--- DATA EXTRACTS Enclosed Below ---
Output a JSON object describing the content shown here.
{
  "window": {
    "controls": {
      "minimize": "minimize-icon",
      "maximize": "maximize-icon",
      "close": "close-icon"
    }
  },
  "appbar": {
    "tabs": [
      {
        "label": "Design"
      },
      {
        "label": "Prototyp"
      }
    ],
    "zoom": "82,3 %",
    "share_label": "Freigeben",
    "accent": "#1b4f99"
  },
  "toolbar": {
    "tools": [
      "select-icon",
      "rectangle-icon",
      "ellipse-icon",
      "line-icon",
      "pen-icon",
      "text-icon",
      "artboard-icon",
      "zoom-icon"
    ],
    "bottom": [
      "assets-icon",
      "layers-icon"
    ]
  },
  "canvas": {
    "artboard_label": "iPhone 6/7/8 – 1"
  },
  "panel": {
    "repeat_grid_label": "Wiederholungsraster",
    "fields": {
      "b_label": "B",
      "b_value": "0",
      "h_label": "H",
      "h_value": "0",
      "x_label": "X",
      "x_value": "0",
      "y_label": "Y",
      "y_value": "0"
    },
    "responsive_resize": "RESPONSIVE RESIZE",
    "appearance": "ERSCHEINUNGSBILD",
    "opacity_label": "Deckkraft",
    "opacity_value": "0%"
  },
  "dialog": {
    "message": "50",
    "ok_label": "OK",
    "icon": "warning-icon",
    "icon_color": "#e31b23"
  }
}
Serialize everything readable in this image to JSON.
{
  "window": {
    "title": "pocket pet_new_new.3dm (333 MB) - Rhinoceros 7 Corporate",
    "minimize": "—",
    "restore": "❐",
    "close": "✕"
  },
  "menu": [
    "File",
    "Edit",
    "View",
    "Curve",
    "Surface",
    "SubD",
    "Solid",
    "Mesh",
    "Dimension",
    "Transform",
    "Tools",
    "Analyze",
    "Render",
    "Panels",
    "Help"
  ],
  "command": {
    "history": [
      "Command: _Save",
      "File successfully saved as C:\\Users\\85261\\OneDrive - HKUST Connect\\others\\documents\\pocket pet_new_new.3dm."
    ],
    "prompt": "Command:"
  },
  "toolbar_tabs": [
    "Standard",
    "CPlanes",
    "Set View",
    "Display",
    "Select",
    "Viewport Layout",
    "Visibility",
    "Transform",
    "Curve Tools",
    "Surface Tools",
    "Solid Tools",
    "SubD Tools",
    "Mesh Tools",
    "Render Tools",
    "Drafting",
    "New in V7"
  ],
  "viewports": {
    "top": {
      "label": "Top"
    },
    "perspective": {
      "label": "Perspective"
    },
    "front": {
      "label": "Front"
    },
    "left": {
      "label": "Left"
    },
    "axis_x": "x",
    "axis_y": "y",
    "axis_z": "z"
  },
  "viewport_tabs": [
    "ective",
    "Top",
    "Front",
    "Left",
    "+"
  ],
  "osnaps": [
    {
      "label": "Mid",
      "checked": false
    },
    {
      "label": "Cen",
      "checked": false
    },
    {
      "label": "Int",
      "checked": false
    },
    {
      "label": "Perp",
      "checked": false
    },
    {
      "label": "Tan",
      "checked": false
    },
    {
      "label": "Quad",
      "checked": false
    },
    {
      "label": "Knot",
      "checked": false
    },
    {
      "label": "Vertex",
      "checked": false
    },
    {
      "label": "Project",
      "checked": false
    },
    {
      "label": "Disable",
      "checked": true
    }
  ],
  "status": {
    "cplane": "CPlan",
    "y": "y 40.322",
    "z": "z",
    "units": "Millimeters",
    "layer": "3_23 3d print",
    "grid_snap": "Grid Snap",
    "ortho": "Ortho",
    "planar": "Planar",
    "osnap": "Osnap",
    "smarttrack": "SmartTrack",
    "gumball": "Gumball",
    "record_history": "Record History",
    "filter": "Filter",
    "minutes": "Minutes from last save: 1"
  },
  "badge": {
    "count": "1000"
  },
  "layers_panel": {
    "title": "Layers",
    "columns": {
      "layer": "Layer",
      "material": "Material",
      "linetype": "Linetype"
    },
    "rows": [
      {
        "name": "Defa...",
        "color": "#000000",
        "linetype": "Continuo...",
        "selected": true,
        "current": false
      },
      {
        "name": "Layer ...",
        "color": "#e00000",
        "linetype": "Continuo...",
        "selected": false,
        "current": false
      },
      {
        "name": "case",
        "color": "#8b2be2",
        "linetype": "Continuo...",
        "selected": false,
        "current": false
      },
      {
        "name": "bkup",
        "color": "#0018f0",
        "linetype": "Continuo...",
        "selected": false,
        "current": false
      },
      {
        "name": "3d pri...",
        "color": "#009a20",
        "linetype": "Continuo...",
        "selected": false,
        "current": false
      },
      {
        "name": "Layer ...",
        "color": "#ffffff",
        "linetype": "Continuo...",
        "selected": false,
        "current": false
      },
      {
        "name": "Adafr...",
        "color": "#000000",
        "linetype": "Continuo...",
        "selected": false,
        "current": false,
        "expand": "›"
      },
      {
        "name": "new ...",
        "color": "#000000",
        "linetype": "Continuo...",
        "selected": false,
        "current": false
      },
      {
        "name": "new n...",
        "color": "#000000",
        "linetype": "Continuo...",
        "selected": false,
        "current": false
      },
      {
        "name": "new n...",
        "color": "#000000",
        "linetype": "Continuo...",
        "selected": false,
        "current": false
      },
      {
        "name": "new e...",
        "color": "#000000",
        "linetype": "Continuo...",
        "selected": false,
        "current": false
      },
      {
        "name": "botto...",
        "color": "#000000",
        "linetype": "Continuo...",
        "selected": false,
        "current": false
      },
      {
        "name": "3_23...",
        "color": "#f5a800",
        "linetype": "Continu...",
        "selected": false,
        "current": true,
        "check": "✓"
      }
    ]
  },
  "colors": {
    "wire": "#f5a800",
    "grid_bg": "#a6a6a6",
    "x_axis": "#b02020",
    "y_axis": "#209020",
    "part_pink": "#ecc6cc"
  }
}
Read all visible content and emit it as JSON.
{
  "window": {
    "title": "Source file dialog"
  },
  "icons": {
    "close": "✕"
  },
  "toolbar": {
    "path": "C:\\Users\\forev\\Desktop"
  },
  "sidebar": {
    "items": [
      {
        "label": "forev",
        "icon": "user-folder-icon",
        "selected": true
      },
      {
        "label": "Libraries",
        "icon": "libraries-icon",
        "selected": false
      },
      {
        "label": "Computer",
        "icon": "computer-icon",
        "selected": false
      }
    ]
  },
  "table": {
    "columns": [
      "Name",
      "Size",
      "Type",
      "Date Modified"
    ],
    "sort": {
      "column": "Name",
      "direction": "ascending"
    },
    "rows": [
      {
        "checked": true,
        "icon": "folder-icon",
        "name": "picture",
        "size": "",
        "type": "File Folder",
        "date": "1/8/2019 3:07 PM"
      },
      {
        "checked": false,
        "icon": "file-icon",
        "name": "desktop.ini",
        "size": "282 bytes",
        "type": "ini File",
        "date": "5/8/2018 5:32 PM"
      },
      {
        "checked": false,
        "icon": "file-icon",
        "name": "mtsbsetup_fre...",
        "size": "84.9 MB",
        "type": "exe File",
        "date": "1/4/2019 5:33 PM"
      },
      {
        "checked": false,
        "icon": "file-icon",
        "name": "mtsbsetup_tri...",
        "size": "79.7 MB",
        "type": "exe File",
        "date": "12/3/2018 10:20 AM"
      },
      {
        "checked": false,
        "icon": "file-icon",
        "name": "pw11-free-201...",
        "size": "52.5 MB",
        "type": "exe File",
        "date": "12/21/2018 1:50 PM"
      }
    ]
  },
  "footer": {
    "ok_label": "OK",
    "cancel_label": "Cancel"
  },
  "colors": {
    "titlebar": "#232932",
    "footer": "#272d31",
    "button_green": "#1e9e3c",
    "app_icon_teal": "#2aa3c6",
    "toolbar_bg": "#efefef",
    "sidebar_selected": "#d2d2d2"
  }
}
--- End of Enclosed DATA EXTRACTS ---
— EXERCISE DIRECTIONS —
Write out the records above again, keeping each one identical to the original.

— ANSWER TO THE PROBLEM —
Output a JSON object describing the content shown here.
{
  "window": {
    "controls": {
      "minimize": "minimize-icon",
      "maximize": "maximize-icon",
      "close": "close-icon"
    }
  },
  "appbar": {
    "tabs": [
      {
        "label": "Design"
      },
      {
        "label": "Prototyp"
      }
    ],
    "zoom": "82,3 %",
    "share_label": "Freigeben",
    "accent": "#1b4f99"
  },
  "toolbar": {
    "tools": [
      "select-icon",
      "rectangle-icon",
      "ellipse-icon",
      "line-icon",
      "pen-icon",
      "text-icon",
      "artboard-icon",
      "zoom-icon"
    ],
    "bottom": [
      "assets-icon",
      "layers-icon"
    ]
  },
  "canvas": {
    "artboard_label": "iPhone 6/7/8 – 1"
  },
  "panel": {
    "repeat_grid_label": "Wiederholungsraster",
    "fields": {
      "b_label": "B",
      "b_value": "0",
      "h_label": "H",
      "h_value": "0",
      "x_label": "X",
      "x_value": "0",
      "y_label": "Y",
      "y_value": "0"
    },
    "responsive_resize": "RESPONSIVE RESIZE",
    "appearance": "ERSCHEINUNGSBILD",
    "opacity_label": "Deckkraft",
    "opacity_value": "0%"
  },
  "dialog": {
    "message": "50",
    "ok_label": "OK",
    "icon": "warning-icon",
    "icon_color": "#e31b23"
  }
}
Serialize everything readable in this image to JSON.
{
  "window": {
    "title": "pocket pet_new_new.3dm (333 MB) - Rhinoceros 7 Corporate",
    "minimize": "—",
    "restore": "❐",
    "close": "✕"
  },
  "menu": [
    "File",
    "Edit",
    "View",
    "Curve",
    "Surface",
    "SubD",
    "Solid",
    "Mesh",
    "Dimension",
    "Transform",
    "Tools",
    "Analyze",
    "Render",
    "Panels",
    "Help"
  ],
  "command": {
    "history": [
      "Command: _Save",
      "File successfully saved as C:\\Users\\85261\\OneDrive - HKUST Connect\\others\\documents\\pocket pet_new_new.3dm."
    ],
    "prompt": "Command:"
  },
  "toolbar_tabs": [
    "Standard",
    "CPlanes",
    "Set View",
    "Display",
    "Select",
    "Viewport Layout",
    "Visibility",
    "Transform",
    "Curve Tools",
    "Surface Tools",
    "Solid Tools",
    "SubD Tools",
    "Mesh Tools",
    "Render Tools",
    "Drafting",
    "New in V7"
  ],
  "viewports": {
    "top": {
      "label": "Top"
    },
    "perspective": {
      "label": "Perspective"
    },
    "front": {
      "label": "Front"
    },
    "left": {
      "label": "Left"
    },
    "axis_x": "x",
    "axis_y": "y",
    "axis_z": "z"
  },
  "viewport_tabs": [
    "ective",
    "Top",
    "Front",
    "Left",
    "+"
  ],
  "osnaps": [
    {
      "label": "Mid",
      "checked": false
    },
    {
      "label": "Cen",
      "checked": false
    },
    {
      "label": "Int",
      "checked": false
    },
    {
      "label": "Perp",
      "checked": false
    },
    {
      "label": "Tan",
      "checked": false
    },
    {
      "label": "Quad",
      "checked": false
    },
    {
      "label": "Knot",
      "checked": false
    },
    {
      "label": "Vertex",
      "checked": false
    },
    {
      "label": "Project",
      "checked": false
    },
    {
      "label": "Disable",
      "checked": true
    }
  ],
  "status": {
    "cplane": "CPlan",
    "y": "y 40.322",
    "z": "z",
    "units": "Millimeters",
    "layer": "3_23 3d print",
    "grid_snap": "Grid Snap",
    "ortho": "Ortho",
    "planar": "Planar",
    "osnap": "Osnap",
    "smarttrack": "SmartTrack",
    "gumball": "Gumball",
    "record_history": "Record History",
    "filter": "Filter",
    "minutes": "Minutes from last save: 1"
  },
  "badge": {
    "count": "1000"
  },
  "layers_panel": {
    "title": "Layers",
    "columns": {
      "layer": "Layer",
      "material": "Material",
      "linetype": "Linetype"
    },
    "rows": [
      {
        "name": "Defa...",
        "color": "#000000",
        "linetype": "Continuo...",
        "selected": true,
        "current": false
      },
      {
        "name": "Layer ...",
        "color": "#e00000",
        "linetype": "Continuo...",
        "selected": false,
        "current": false
      },
      {
        "name": "case",
        "color": "#8b2be2",
        "linetype": "Continuo...",
        "selected": false,
        "current": false
      },
      {
        "name": "bkup",
        "color": "#0018f0",
        "linetype": "Continuo...",
        "selected": false,
        "current": false
      },
      {
        "name": "3d pri...",
        "color": "#009a20",
        "linetype": "Continuo...",
        "selected": false,
        "current": false
      },
      {
        "name": "Layer ...",
        "color": "#ffffff",
        "linetype": "Continuo...",
        "selected": false,
        "current": false
      },
      {
        "name": "Adafr...",
        "color": "#000000",
        "linetype": "Continuo...",
        "selected": false,
        "current": false,
        "expand": "›"
      },
      {
        "name": "new ...",
        "color": "#000000",
        "linetype": "Continuo...",
        "selected": false,
        "current": false
      },
      {
        "name": "new n...",
        "color": "#000000",
        "linetype": "Continuo...",
        "selected": false,
        "current": false
      },
      {
        "name": "new n...",
        "color": "#000000",
        "linetype": "Continuo...",
        "selected": false,
        "current": false
      },
      {
        "name": "new e...",
        "color": "#000000",
        "linetype": "Continuo...",
        "selected": false,
        "current": false
      },
      {
        "name": "botto...",
        "color": "#000000",
        "linetype": "Continuo...",
        "selected": false,
        "current": false
      },
      {
        "name": "3_23...",
        "color": "#f5a800",
        "linetype": "Continu...",
        "selected": false,
        "current": true,
        "check": "✓"
      }
    ]
  },
  "colors": {
    "wire": "#f5a800",
    "grid_bg": "#a6a6a6",
    "x_axis": "#b02020",
    "y_axis": "#209020",
    "part_pink": "#ecc6cc"
  }
}
Read all visible content and emit it as JSON.
{
  "window": {
    "title": "Source file dialog"
  },
  "icons": {
    "close": "✕"
  },
  "toolbar": {
    "path": "C:\\Users\\forev\\Desktop"
  },
  "sidebar": {
    "items": [
      {
        "label": "forev",
        "icon": "user-folder-icon",
        "selected": true
      },
      {
        "label": "Libraries",
        "icon": "libraries-icon",
        "selected": false
      },
      {
        "label": "Computer",
        "icon": "computer-icon",
        "selected": false
      }
    ]
  },
  "table": {
    "columns": [
      "Name",
      "Size",
      "Type",
      "Date Modified"
    ],
    "sort": {
      "column": "Name",
      "direction": "ascending"
    },
    "rows": [
      {
        "checked": true,
        "icon": "folder-icon",
        "name": "picture",
        "size": "",
        "type": "File Folder",
        "date": "1/8/2019 3:07 PM"
      },
      {
        "checked": false,
        "icon": "file-icon",
        "name": "desktop.ini",
        "size": "282 bytes",
        "type": "ini File",
        "date": "5/8/2018 5:32 PM"
      },
      {
        "checked": false,
        "icon": "file-icon",
        "name": "mtsbsetup_fre...",
        "size": "84.9 MB",
        "type": "exe File",
        "date": "1/4/2019 5:33 PM"
      },
      {
        "checked": false,
        "icon": "file-icon",
        "name": "mtsbsetup_tri...",
        "size": "79.7 MB",
        "type": "exe File",
        "date": "12/3/2018 10:20 AM"
      },
      {
        "checked": false,
        "icon": "file-icon",
        "name": "pw11-free-201...",
        "size": "52.5 MB",
        "type": "exe File",
        "date": "12/21/2018 1:50 PM"
      }
    ]
  },
  "footer": {
    "ok_label": "OK",
    "cancel_label": "Cancel"
  },
  "colors": {
    "titlebar": "#232932",
    "footer": "#272d31",
    "button_green": "#1e9e3c",
    "app_icon_teal": "#2aa3c6",
    "toolbar_bg": "#efefef",
    "sidebar_selected": "#d2d2d2"
  }
}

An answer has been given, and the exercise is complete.